Professional development site Thumbtack, backed by $100 million from Google Capital, was, until earlier this week, under a penalty from Google for soliciting backlinks from its users. It took them less than a week to get out of it. In the aftermath, many SEO journalists are discovering that there was more than met the eye to Thumbtack’s backlinks profile.
It’s a tangled web and a deep mystery. One of our users on Threadwatch has compiled several sources for you to begin a personal investigation.
Google employees like Gary Illyes or John Mueller are very active in the public spotlight. They hold Q&A sessions and even respond to tweets. But how much of what they say can be trusted? The problem seems to be that what Google employees say requires some parsing to get through their NDAs, writes user Fathom. So it might not be that they’re lying – just that there are some things they can’t say.
User KernelPanic takes a stronger view, “Google is nothing more than a marketing agency whose main goal is to make money. It’s why SEO is dying.” So how many grains of salt do you take with the words of a Google employee to get to the truth?
Hashtags, writes one of our Threadwatch users, might be distracting your readers. According to a study by Re/Code, tweets with no hashtags have a 23% better chance of having their links clicked. “The logic behind this is that having other clickable parts of a tweet is distracting the user,” writes Adam W. Ann Smarty writes, “My solution is to use only one hashtag and move it to the very end of the tweet…” What about you?
To “further protect [their] users’ privacy, [Bing] will not include the used query terms,” in search traffic data going forward. They will continue to pass on referrer strings so that marketers and webmasters can spot Bing traffic, but the rest of the data will be a mystery.
On WebmasterWorld, user topr8 writes “of course it is no surprise that they should do this. I also do think that privacy is a huge issue on the Internet, more than huge…however passing the search term to webmasters is not a privacy issue in my opinion…” User inbound agrees, “Indeed this isn’t a huge surprise, the big search engines are happy to play the privacy card when it suits them.” What do you think? Is this just a ploy by Bing, or is it motivated by genuine privacy concerns?
15% – that’s how many searches in Google are unique these days. That means that addressing long tail keywords and new search terms as they come into existence is still an important part of every webmaster’s diet. And it’s not just about long tail, writes user inbound: “I love the long tail, but there’s another part of searches that can be overlooked; emerging vocabulary or descriptions of derived products/services.” They suggest monitoring Wikipedia pages and Google autocomplete suggestions to find new opportunities. Check out this thread for some tips about catching the long tail!
This thread on SEO Chat begins as a discussion about on-page SEO tips, but quickly evolves into a debate about backlinks. “I’ve created sites which have ranked on the first page within hours, without so much as a g-plus page,” writes user h1USERNAMEh1. They continue, “From my experience the key to this was a branded domain.” Posters seem in agreement – you might not be able to rank for competitive keywords, but with an older domain and proper on-page alone can you move a site to page one?

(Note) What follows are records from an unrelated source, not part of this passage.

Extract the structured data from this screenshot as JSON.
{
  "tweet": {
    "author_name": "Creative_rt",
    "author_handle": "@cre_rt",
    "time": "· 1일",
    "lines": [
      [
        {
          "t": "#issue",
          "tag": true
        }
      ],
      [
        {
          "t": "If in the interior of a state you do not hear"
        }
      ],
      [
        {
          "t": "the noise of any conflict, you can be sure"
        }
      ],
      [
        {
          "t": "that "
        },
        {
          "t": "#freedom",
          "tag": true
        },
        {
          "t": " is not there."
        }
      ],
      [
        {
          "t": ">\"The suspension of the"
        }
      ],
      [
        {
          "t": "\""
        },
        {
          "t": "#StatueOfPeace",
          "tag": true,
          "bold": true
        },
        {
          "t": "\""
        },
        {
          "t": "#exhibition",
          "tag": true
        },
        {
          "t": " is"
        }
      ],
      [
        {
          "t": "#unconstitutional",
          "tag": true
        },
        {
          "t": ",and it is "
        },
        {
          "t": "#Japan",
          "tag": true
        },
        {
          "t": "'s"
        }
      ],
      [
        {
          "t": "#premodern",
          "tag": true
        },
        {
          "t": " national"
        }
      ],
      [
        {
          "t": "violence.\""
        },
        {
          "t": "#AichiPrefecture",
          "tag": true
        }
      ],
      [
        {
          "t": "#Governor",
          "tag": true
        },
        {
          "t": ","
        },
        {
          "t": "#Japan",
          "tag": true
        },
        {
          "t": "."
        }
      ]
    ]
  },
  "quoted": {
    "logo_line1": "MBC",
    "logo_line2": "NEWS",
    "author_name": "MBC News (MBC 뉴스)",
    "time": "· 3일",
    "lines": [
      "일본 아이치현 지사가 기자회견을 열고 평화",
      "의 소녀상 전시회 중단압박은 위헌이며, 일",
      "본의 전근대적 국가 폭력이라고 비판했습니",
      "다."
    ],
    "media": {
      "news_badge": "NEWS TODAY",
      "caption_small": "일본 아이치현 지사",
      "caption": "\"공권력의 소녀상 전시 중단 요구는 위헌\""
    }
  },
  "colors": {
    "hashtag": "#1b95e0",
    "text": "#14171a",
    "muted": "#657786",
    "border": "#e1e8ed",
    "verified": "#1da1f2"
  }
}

Give this one a read and drop in your two cents if you’ve got ’em!
There’s been a lot of activity in Google lately that has some webmasters getting very excited. Is this a new algorithm update? And so close to a promised Panda refresh? But according to Dixon Jones, it might not be what you think. There are plenty of other issues, such as a DNS outage, that could cause massive shifts in Google SERPs. Take a look here to temper your anxiety!
Finally, let’s end on some lighter fare. A user on Cre8asiteforums wants to compare who searches for what terms so that they can focus on the high volume ones. “I tried the AdWords on Google but it’s Greek to me,” writes user tommr. In the discussion that follows, users share their personal favorite tools for keyword research. Where do you go to compare search terms?